The attempt at thawing of emotions was a success.
The individual, who thought up the question, asked of us all in the circle in rotation: “what makes you joyous, in one word?” had made all of us work hard to distill our immediate joy, that which is most banal but real. The answers united each of us with the others’ dreams, and created one unified picture: we are all joyous with the smaller things in life, those which are the truly big things.
Zafa from Shechem (Nablus) is joyous if she can raise her kids in safety. Daniela – is joyous to be at home during the weekend. Asnan is joyous that her supportive parents are backing her up. Neta is joyous with India (Ah... her India). Tzurit shares with us her recent joy: she doesn’t have to get up for work anymore. Nassrin from Bethlehem finds joy in traveling. Nashkhed derives joy from helping anyone out, while Siham softly says, almost in a whisper: “that God looks after my brother…”; a familiar joy. Arnona from Jerusalem lovingly embraces the local child sitting on her knees and says: “what gives me joy is hugging this child, she reminds me of my granddaughter…”, suddenly, all of it is so embracing, so familial. Nizza is joyous walking the fields of her kibbutz (Ramot Menashe) and that nothing blows up…
Fadya – to see everyone here together. Her answer speaks for us all. Nira shamelessly breaks with the room’s tradition and says: “I don’t get it, so many women together in one place, and not one of you points out that what makes you joyous is FOOD?!”… the all-around laughter proves beyond words how we all agree and identify with what she has said. Not to worry, the chapter of food that makes us joyous is yet to arrive!
Forgive me for not detailing the entire round of answers, but I will say that each answer knitted all of us closer together. Only a handful gave answers that touched on joy cracked by our mutual fate.
‘Ayisha managed to steer clear of this pothole with a gentle touch: “we haven’t come here to cry… we would like to be joyous together”.
- Keef halaq? – Qawis!
- How are you? – Alright!
- Sabah el-Hir, Kam sa’a?
- Good morning, what’s the time?
- At mabsouta? – Na’am.
- Are you pleased? – Yes.
This was a good start, and it started with cue cards passed from one to the other and from group to group, helping us learn each other’s languages simultaneously.
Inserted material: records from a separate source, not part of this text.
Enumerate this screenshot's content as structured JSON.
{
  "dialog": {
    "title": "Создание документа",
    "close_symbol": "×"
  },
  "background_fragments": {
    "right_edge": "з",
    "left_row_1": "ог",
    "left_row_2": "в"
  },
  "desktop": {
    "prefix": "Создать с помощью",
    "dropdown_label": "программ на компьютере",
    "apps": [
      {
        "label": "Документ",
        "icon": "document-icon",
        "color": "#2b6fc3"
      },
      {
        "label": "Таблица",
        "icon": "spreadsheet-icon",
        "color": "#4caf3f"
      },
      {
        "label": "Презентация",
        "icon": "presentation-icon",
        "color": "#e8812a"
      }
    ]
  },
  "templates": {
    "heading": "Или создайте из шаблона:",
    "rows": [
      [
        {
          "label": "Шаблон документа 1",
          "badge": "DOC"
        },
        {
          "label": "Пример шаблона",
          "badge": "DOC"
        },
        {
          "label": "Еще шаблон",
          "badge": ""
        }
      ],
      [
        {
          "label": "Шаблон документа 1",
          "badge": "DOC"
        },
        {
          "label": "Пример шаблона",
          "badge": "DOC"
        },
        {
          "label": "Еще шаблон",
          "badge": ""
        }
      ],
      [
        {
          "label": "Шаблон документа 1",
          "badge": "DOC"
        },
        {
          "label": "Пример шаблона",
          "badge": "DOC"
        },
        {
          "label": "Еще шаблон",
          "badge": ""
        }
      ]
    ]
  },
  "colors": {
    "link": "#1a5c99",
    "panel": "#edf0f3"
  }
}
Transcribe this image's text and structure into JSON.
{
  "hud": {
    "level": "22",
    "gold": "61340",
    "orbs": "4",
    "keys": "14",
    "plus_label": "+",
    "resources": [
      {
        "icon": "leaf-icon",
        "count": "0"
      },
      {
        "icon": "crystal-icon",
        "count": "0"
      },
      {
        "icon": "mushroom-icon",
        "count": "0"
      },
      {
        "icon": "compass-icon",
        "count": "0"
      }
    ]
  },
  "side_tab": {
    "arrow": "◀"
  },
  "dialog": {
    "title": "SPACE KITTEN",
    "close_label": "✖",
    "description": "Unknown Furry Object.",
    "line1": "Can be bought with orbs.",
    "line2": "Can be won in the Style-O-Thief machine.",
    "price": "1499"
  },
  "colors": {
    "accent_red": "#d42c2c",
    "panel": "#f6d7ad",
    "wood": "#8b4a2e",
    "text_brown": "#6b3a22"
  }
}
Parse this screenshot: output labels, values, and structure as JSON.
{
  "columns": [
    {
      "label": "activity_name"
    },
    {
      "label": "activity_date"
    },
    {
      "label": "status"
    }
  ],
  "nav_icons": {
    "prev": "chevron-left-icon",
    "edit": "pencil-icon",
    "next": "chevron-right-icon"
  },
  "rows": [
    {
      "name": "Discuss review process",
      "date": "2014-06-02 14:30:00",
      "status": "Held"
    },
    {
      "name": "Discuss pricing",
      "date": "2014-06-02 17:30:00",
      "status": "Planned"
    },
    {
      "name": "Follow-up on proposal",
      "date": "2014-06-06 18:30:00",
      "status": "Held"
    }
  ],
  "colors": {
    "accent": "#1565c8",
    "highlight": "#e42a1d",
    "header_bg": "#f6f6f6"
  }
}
Words cannot describe the laughter that erupted when we each of us tried to practice the other’s language and the accent and melody of the language didn’t always fit the tongue we were trying to speak. One corrected the other and all in all there was much happiness in the room. When the lesson was over, we passed a spool of thread from one to the other, from Palestinian to Jew, and each of us had to say a word to her colleague who then had to translate that word. It’s hard to describe the glee! We now also have a common language!
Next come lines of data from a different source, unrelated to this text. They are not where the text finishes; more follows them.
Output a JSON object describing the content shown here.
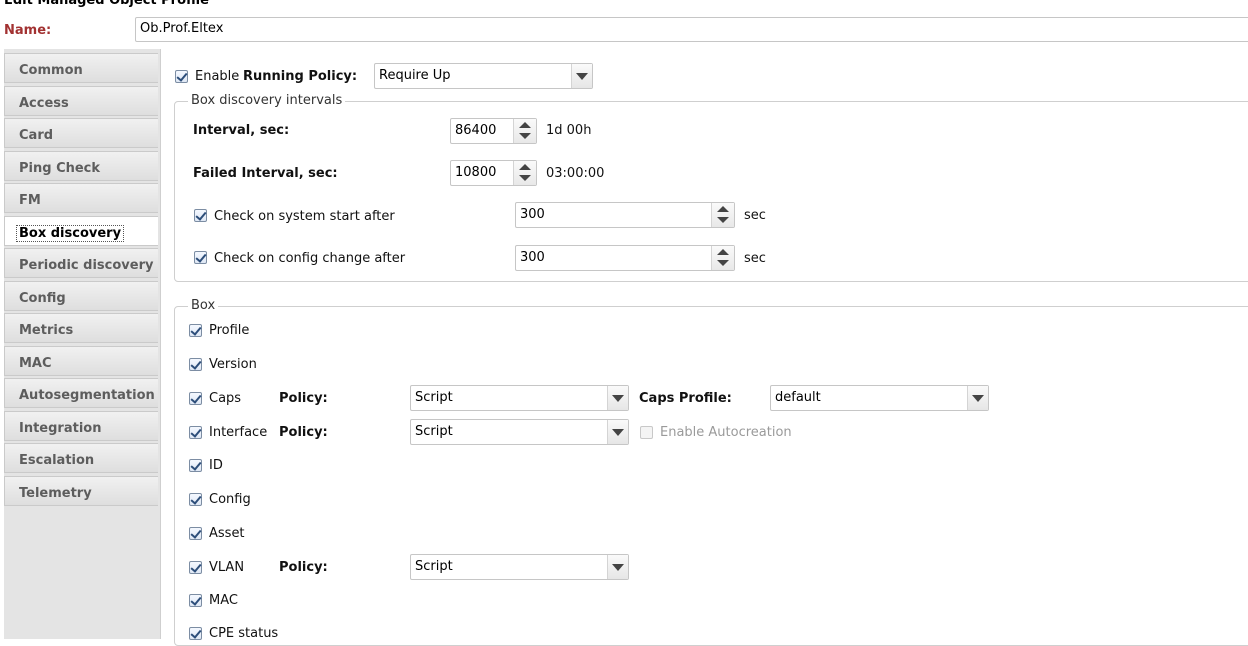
{
  "window": {
    "title": "Edit Managed Object Profile"
  },
  "name_field": {
    "label": "Name:",
    "value": "Ob.Prof.Eltex"
  },
  "sidebar": {
    "tabs": [
      {
        "label": "Common"
      },
      {
        "label": "Access"
      },
      {
        "label": "Card"
      },
      {
        "label": "Ping Check"
      },
      {
        "label": "FM"
      },
      {
        "label": "Box discovery",
        "active": true
      },
      {
        "label": "Periodic discovery"
      },
      {
        "label": "Config"
      },
      {
        "label": "Metrics"
      },
      {
        "label": "MAC"
      },
      {
        "label": "Autosegmentation"
      },
      {
        "label": "Integration"
      },
      {
        "label": "Escalation"
      },
      {
        "label": "Telemetry"
      }
    ]
  },
  "top": {
    "enable_label": "Enable",
    "enable_checked": true,
    "running_policy_label": "Running Policy:",
    "running_policy_value": "Require Up"
  },
  "intervals": {
    "legend": "Box discovery intervals",
    "interval_label": "Interval, sec:",
    "interval_value": "86400",
    "interval_human": "1d 00h",
    "failed_label": "Failed Interval, sec:",
    "failed_value": "10800",
    "failed_human": "03:00:00",
    "sys_start_label": "Check on system start after",
    "sys_start_value": "300",
    "sys_start_unit": "sec",
    "config_change_label": "Check on config change after",
    "config_change_value": "300",
    "config_change_unit": "sec"
  },
  "box": {
    "legend": "Box",
    "profile": "Profile",
    "version": "Version",
    "caps": "Caps",
    "caps_policy_label": "Policy:",
    "caps_policy_value": "Script",
    "caps_profile_label": "Caps Profile:",
    "caps_profile_value": "default",
    "interface": "Interface",
    "interface_policy_label": "Policy:",
    "interface_policy_value": "Script",
    "enable_autocreation": "Enable Autocreation",
    "id": "ID",
    "config": "Config",
    "asset": "Asset",
    "vlan": "VLAN",
    "vlan_policy_label": "Policy:",
    "vlan_policy_value": "Script",
    "mac": "MAC",
    "cpe_status": "CPE status"
  }
}
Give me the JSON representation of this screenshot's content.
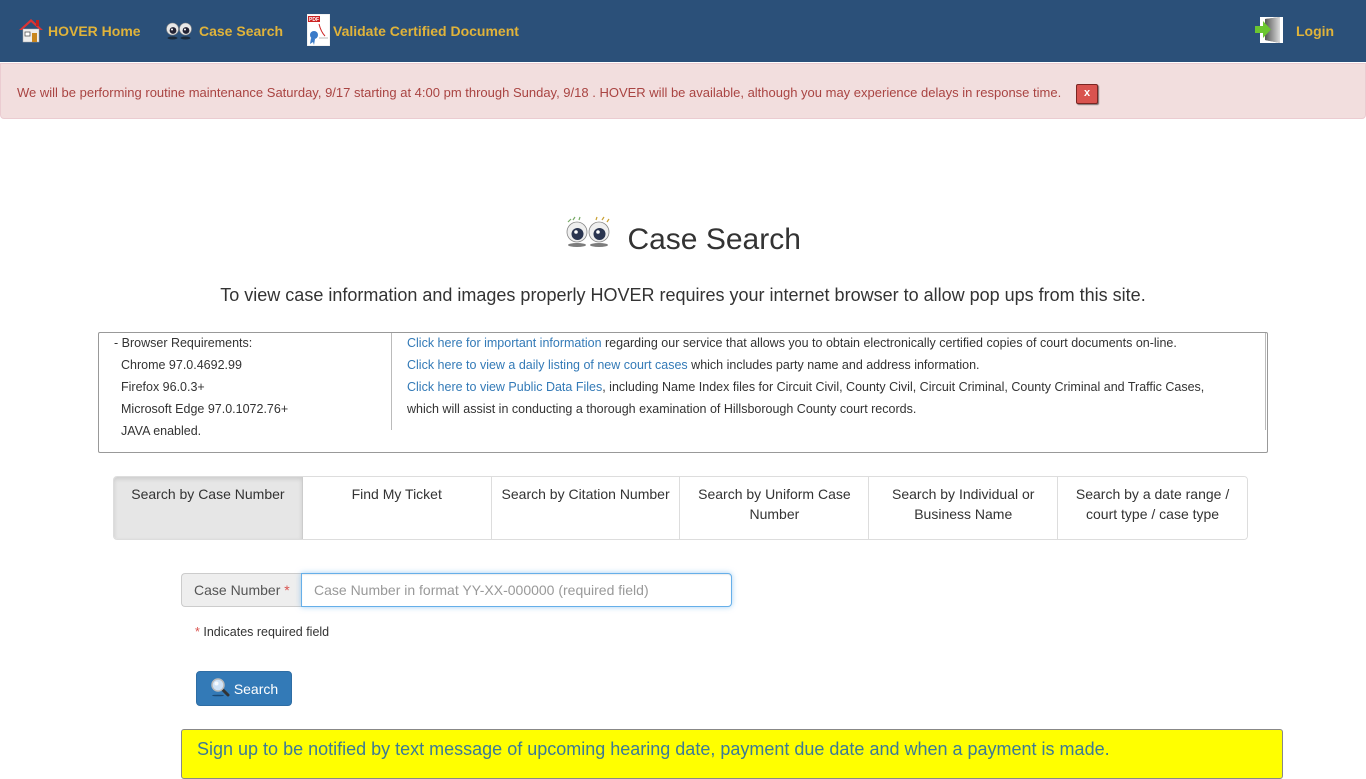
{
  "navbar": {
    "home_label": "HOVER Home",
    "case_search_label": "Case Search",
    "validate_label": "Validate Certified Document",
    "login_label": "Login",
    "colors": {
      "background": "#2b5079",
      "link": "#e0b33a"
    }
  },
  "alert": {
    "message": "We will be performing routine maintenance Saturday, 9/17 starting at 4:00 pm through Sunday, 9/18 . HOVER will be available, although you may experience delays in response time.",
    "close_label": "x"
  },
  "page": {
    "title": "Case Search",
    "subtitle": "To view case information and images properly HOVER requires your internet browser to allow pop ups from this site."
  },
  "info_box": {
    "requirements": [
      "- Browser Requirements:",
      "Chrome 97.0.4692.99",
      "Firefox 96.0.3+",
      "Microsoft Edge 97.0.1072.76+",
      "JAVA enabled."
    ],
    "links": [
      {
        "link_text": "Click here for important information",
        "rest": " regarding our service that allows you to obtain electronically certified copies of court documents on-line."
      },
      {
        "link_text": "Click here to view a daily listing of new court cases",
        "rest": " which includes party name and address information."
      },
      {
        "link_text": "Click here to view Public Data Files",
        "rest": ", including Name Index files for Circuit Civil, County Civil, Circuit Criminal, County Criminal and Traffic Cases,"
      }
    ],
    "continuation": "which will assist in conducting a thorough examination of Hillsborough County court records."
  },
  "tabs": [
    {
      "label": "Search by Case Number",
      "active": true
    },
    {
      "label": "Find My Ticket",
      "active": false
    },
    {
      "label": "Search by Citation Number",
      "active": false
    },
    {
      "label": "Search by Uniform Case Number",
      "active": false
    },
    {
      "label": "Search by Individual or Business Name",
      "active": false
    },
    {
      "label": "Search by a date range / court type / case type",
      "active": false
    }
  ],
  "form": {
    "case_number_label": "Case Number",
    "required_marker": "*",
    "case_number_value": "",
    "case_number_placeholder": "Case Number in format YY-XX-000000 (required field)",
    "required_note": "Indicates required field",
    "search_button": "Search"
  },
  "notify_banner": {
    "text": "Sign up to be notified by text message of upcoming hearing date, payment due date and when a payment is made."
  }
}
Did I promise food?
The feast prepared by the hostesses was beyond any expectation. The luncheon we were presented with was wonderful. The love and care with which it was prepared was tangible. Have you tasted the sweet Knafa from Hebron?! That was the question of all questions, and the taste of the answer still sweetens the memories.
During the last part of the meeting, we were given the task to write a story or poem on the subject: what is forbidden and what is allowed in the society in which I live?
Naturally, the products of this exemplified to the extreme the differences in mentality, rhythm and style of life in our respective societies.
Here also, as before, we couldn’t stop our outbursts of laughter, especially with the great job Nizza did with her sketch – well, after all, it is her field of expertise.
The farewell came with hugs and kisses like at the end of a family wedding, with Mashka firing away all the while with her camera.
It seemed that even she, who is seasoned in such meetings, was moved.
Only at the army barrier at the exit from A-Ram, when we were asked to show our identification cards, did the reality from which we had briefly escaped catch up with us. It was impossible not to be saddened by such a moment, which proved, even us optimists, that the laughter we had experienced and those magical moments from which it came are not yet to be taken for granted.